A common or “boilerplate” provision in commercial contracts is the renewal clause. Typically included in the Term section, this clause dictates if and how the agreement will renew after the initial term ends. When entering an agreement, your position on the renewal provision will likely depend on your role in the relationship (e.g., as either buyer or seller of products/services).
In some agreements, renewal is automatic if neither party opts out in writing. Although automatic renewal terms may be convenient, particularly when your business depends on the seller’s product or license, they may also be costly unless there is a termination for convenience right with a short notice period. Therefore, in this situation, it is important to track the renewal terms closely to avoid missing the deadline to terminate. Otherwise, your business may become stuck in a costly contract without a remedy to terminate until the end of the new term (e.g., a year or longer).
Other contracts require the buyer to proactively renew. In this case, the buyer should track the agreement’s termination date and make an informed decision about renewal before the agreement expires in order to avoid any lapse in service. Even in situations where the product or service is essential and contract renewal is necessary, it may be possible to amend some of contract terms rather than simply renewing the agreement “as is.” In other words, renewal discussions present an opportunity to leverage to your advantage the possibility that you might not renew.
Specifically, buyers/licensees should consider the following 5 issues before deciding whether or not to renew a vendor agreement:
1. What steps are required to renew and when must they be taken?

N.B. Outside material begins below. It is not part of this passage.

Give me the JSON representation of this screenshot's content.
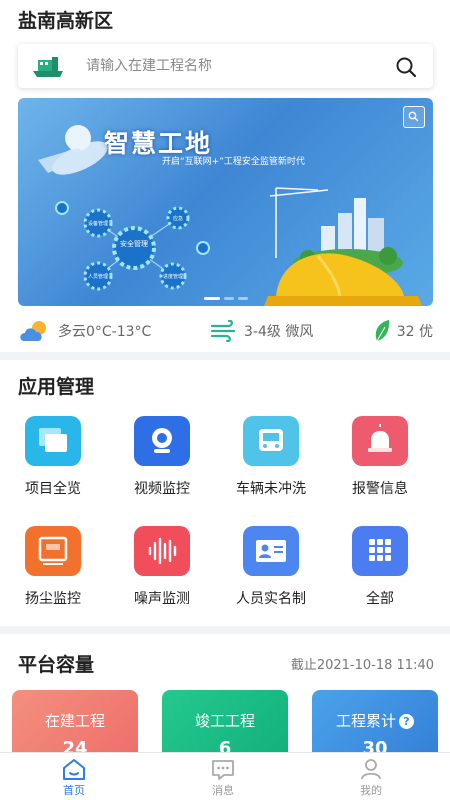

As stated above, it is important to track the terms of the renewal provision. Missed deadlines can cost your company a significant amount of money, lead to an interruption in service and/or impact your leverage to make any changes in the contract. Therefore, before all else, carefully review the termination clause to determine the deadline by which you must provide notice to either opt out or proactively renew.
2. Does renewal still support your business objectives?
Consider whether the product or service still adds value, as well as if it is still worth the cost (in terms of both cash and opportunity cost associated with not exploring other available options). To make a sound decision, you should examine the deal itself, as well as other external factors such as (a) organizational priorities/budgets and how they may have shifted, (b) management’s goals for the coming period, (c) the marketplace and the potential availability of new competitive options, and finally, (d) new internal capabilities that may enable you to provide the same product or service in-house. For example, even if this function is critical to your company, if you need more customization than an off-the-shelf solution provides, you may decide to terminate the relationship if you have the capability to bring it in-house. For these and other reasons, putting renewal on “auto pilot” may not make sense.
3. Will pricing and/or volume change upon renewal?
Will pricing increase upon renewal? Do you anticipate using the services more or less? Both questions deserve reflection, especially if your business has undergone changes over the course of the contract term. For example, if you have spun off or purchased any affiliates or subsidiaries, it may make sense to renegotiate the price and/or volume. Likewise, if you were acquired or made any acquisitions, find out if the new entity has its own agreement with the same vendor, perhaps at better pricing. You may be able to negotiate a variable or tiered pricing structure that goes up and down with scale based on your volume needs. Finally, adding language to the agreement which allows for a price reduction in the event of declining market prices or a divestiture of affiliate or subsidiary entities will help ensure that the deal remains fair even as your company scales (up or down).
4. How else should the agreement be amended prior to renewal?
If there have been problems or issues with the vendor, consider amending the agreement to specifically address those issues -- such as to add more “teeth” to existing remedies or to include additional remedies. For example, you can try to negotiate credits, additional termination rights, termination for convenience rights, SLAs, etc.
5. Do you have a contract review process in place?
It is good practice to seek input from all relevant stakeholders prior to contract renewal. From business/budget owners to power users and management, solicit feedback on what has and has not worked well with this vendor and ask for suggestions on what might improve the relationship. With this information in hand, you can then review the contract’s core terms to ensure they still make sense for your business. For example, as a new customer, you may have been forced to commit to minimum volume commitments and/or term lengths to lock in pricing. But, as an established customer with a purchase history, you may be able to negotiate a month-to-month renewal option, with no more minimums. Alternatively, you might opt for a longer-term deal to obtain an even lower price, after carefully weighing the pros and cons of doing so and ensuring that the agreement includes the proper exit strategies and termination rights, in the event your needs change.
If you have questions about an agreement’s renewal clause or any other terms in an agreement in general, please contact Stacey Heller at firstname.lastname@example.org or (703) 403-5347 to discuss your company’s specific needs.
Stacey Heller is an experienced transactional attorney and has worked with companies in a variety of industries, including technology, retail, telecom, advertising, hospitality, and real estate and construction. Stacey regularly handles a broad range of work for her clients, from commercial agreements to real estate (commercial leasing and construction), as well as dispute resolution matters. Stacey can be reached at email@example.com or (703) 403-5347.
 Of course, if you change your agreement to a month-to-month term, the vendor may also be able to terminate on those same terms unless you add expressly different termination time frames for the vendor than what you have.